HEC Forum

, Volume 25, Issue 3, pp 211–227

Beyond Trail Blazing: A Roadmap for New Healthcare Ethics Leaders (and the People Who Hire Them)

Article

Abstract

This article is intended to serve as a roadmap to help new healthcare ethics leaders establish or renew an ethics program in a healthcare organization. The authors share a systemic step-by-step process for navigating this early career passage. In this paper, we describe five critical success strategies and provide explanations and concrete tools to help get you on the road to success as quickly and painlessly as possible. We will discuss how to define your role; diagnose your organization’s needs; build important relationships; and develop a strategic plan for starting or revitalizing an ethics program. We also review some of the more personal challenges that may be encountered along the way, and identify social supports and self-care strategies. The advice we provide grows out of reflections on our collective experience as new ethics leaders in three Ontario healthcare organizations.

Keywords

Ethics leadership Healthcare ethics roles Healthcare ethics program Ethics planning 

References

  1. Agich, G. (2003). Joining the team: Ethics consultation at the Cleveland Clinic”. HEC Forum, 15(4), 310–322.CrossRefGoogle Scholar
  2. American Society for Bioethics and Humanities (ASBH). (2011). Core competencies and emerging standards for health care ethics consultation (2nd ed.). Glenview: ASBH.Google Scholar
  3. Chidwick, P., Faith, K., Godkin, D., & Hardingham, L. (2004). Clinical education of ethicists: The role of a clinical ethics fellowship. BMC Medical Ethics, 5(6).Google Scholar
  4. Chidwick, P., Bell, J., Connolly, E., Coughlin, M., Frolic, A., Hardingham, L., et al. (2010). Exploring a model role description for ethicists. HEC Forum, 22(1), 31–40.CrossRefGoogle Scholar
  5. Fox, E., Myers, S., & Pearlman, R. A. (2007). Ethics consultation in United States hospitals: a national survey. The American Journal of Bioethics, 7(2), 13–25.CrossRefGoogle Scholar
  6. Frolic, A., & Chidwick, P. (2010). A pilot qualititative study of “conflicts of interest and/or conflicting interests” among Canadian bioethicists. Part 2: Defining and managing conflicts of interest. HEC Forum, 22(1), 19–29.CrossRefGoogle Scholar
  7. Gibson, J., Godkin, D., Tracy, S., & MacRae, S. (2008). Innovative strategies to improve effectiveness in clinical ethics. In P. Singer & A. Viens (Eds.), The Cambridge textbook of bioethics (pp. 322–328) Cambridge: Cambridge University Press.Google Scholar
  8. Joint Centre for Bioethics. (2006). 10 year report. Toronto, ON: University of Toronto.Google Scholar
  9. McRae, S., Chidwick, P., Berry, S., Secker, B., Hebert, P., Zlotnik Shaul, R., et al. (2005). Clinical bioethics integration, sustainability, and accountability: the Hub and Spokes strategy. The Journal of Medical Ethics, 31, 256–261.CrossRefGoogle Scholar
  10. Rubin, S. B., & Zoloth, L. (2000). Dead wrong: Error in clinical ethics consultation. In S. B. Rubin & L. Zoloth (Eds.), Margin of error: The ethics of mistakes in the practice of medicine (pp. 195–216). Hagerstown, MD: University Publishing Group.Google Scholar
  11. Tarzian, A. J. (2009). Credentials for clinical ethics consultation—Are we there yet? HEC Forum, 21(3), 241–248.CrossRefGoogle Scholar
  12. Watkins, M. (2003). The first 90 days: Critical success strategies for new leaders at all levels. Boston, MA: Harvard Business Review Press.Google Scholar

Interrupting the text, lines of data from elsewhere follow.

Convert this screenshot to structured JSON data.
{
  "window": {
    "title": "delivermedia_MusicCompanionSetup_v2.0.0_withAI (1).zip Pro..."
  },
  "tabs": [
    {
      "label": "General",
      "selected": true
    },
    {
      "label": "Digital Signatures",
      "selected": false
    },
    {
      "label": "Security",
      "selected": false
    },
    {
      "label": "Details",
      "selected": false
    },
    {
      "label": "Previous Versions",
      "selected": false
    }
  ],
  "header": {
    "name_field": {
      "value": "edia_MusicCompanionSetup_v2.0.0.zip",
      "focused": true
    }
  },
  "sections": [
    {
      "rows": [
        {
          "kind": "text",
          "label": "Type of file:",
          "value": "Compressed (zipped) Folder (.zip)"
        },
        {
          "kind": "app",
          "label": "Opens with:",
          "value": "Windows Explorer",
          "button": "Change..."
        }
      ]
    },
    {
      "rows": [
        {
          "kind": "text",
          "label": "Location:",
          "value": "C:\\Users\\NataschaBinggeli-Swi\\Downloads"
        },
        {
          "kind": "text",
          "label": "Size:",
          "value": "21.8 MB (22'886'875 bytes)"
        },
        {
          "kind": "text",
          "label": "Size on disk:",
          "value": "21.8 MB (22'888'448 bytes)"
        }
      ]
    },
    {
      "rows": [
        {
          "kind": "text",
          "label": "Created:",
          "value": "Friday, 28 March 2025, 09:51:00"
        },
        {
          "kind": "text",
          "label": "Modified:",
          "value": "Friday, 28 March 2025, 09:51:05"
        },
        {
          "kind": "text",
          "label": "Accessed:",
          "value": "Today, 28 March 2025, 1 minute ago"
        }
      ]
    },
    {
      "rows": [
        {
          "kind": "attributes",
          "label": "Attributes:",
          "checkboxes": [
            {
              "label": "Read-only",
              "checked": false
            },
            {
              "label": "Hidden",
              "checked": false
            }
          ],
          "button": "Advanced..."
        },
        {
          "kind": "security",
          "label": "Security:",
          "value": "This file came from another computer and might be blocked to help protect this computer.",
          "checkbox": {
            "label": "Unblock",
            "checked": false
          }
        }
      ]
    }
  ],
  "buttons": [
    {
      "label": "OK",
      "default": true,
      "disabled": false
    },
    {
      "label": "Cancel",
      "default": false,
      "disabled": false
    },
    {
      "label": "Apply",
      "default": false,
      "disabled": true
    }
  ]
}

Copyright information

© Springer Science+Business Media B.V. 2012

Authors and Affiliations

  1. 1.Office of BioethicsQueen’s UniversityKingstonCanada
  2. 2.Kingston General HospitalKingstonCanada
  3. 3.Hamilton Health SciencesHamiltonCanada
  4. 4.Department of Family MedicineMcMaster UniversityHamiltonCanada
  5. 5.London Health Sciences CentreLondonCanada

Personalised recommendations